Required action: Please copy out each line of the entries in which "Estado" appears.

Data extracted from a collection

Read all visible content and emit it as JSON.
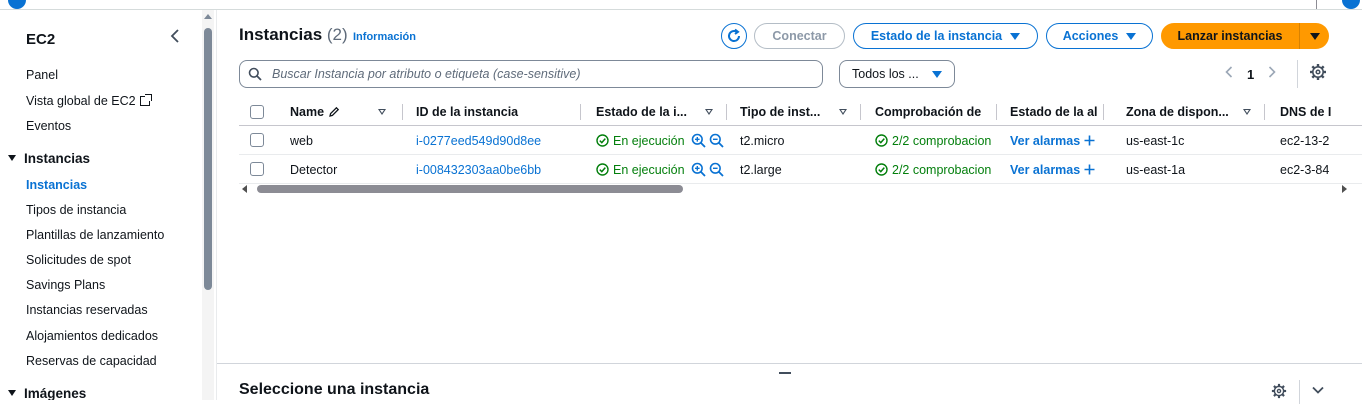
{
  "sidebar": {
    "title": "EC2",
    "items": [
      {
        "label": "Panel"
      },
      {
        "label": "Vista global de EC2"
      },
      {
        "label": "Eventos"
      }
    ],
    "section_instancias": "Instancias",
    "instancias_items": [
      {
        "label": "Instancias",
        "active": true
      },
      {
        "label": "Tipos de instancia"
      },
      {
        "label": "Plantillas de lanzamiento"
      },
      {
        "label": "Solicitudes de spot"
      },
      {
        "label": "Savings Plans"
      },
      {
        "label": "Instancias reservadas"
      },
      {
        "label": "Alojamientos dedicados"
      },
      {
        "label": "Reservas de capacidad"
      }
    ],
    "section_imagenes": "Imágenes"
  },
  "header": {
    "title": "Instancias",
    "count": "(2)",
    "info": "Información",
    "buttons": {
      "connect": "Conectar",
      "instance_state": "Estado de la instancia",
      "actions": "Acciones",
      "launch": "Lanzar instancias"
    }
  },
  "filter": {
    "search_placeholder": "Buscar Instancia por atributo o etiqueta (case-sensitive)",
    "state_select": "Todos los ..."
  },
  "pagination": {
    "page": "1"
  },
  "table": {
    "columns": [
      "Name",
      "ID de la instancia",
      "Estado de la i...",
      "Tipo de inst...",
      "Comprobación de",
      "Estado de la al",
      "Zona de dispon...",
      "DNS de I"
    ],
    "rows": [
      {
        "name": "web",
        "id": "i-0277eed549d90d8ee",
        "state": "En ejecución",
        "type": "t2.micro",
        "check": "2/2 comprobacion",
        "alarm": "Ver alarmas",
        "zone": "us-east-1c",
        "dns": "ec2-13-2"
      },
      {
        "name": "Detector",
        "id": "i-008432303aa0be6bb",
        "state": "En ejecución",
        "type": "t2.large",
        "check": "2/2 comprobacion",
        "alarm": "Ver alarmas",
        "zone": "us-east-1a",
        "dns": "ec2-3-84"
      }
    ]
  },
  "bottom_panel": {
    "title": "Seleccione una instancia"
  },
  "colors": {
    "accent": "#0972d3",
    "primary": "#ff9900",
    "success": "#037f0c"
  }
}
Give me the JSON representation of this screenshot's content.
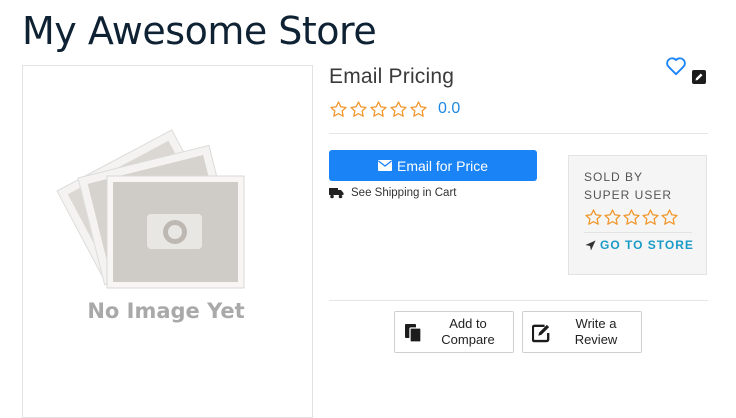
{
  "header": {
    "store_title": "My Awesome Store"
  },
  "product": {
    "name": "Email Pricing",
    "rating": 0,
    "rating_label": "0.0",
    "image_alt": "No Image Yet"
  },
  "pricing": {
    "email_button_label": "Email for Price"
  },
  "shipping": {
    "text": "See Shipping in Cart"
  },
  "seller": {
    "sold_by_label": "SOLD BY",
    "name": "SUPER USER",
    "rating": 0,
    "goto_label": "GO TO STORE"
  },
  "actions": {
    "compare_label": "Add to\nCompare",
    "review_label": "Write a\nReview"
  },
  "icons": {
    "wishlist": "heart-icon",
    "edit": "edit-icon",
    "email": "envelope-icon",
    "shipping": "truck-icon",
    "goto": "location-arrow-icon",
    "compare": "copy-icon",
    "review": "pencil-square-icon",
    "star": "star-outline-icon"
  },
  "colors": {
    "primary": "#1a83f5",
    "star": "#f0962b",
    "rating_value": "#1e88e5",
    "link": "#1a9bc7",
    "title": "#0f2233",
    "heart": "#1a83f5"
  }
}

Task response:
      "instance_state": "Estado de la instancia",
      "Estado de la i...",
      "Estado de la al",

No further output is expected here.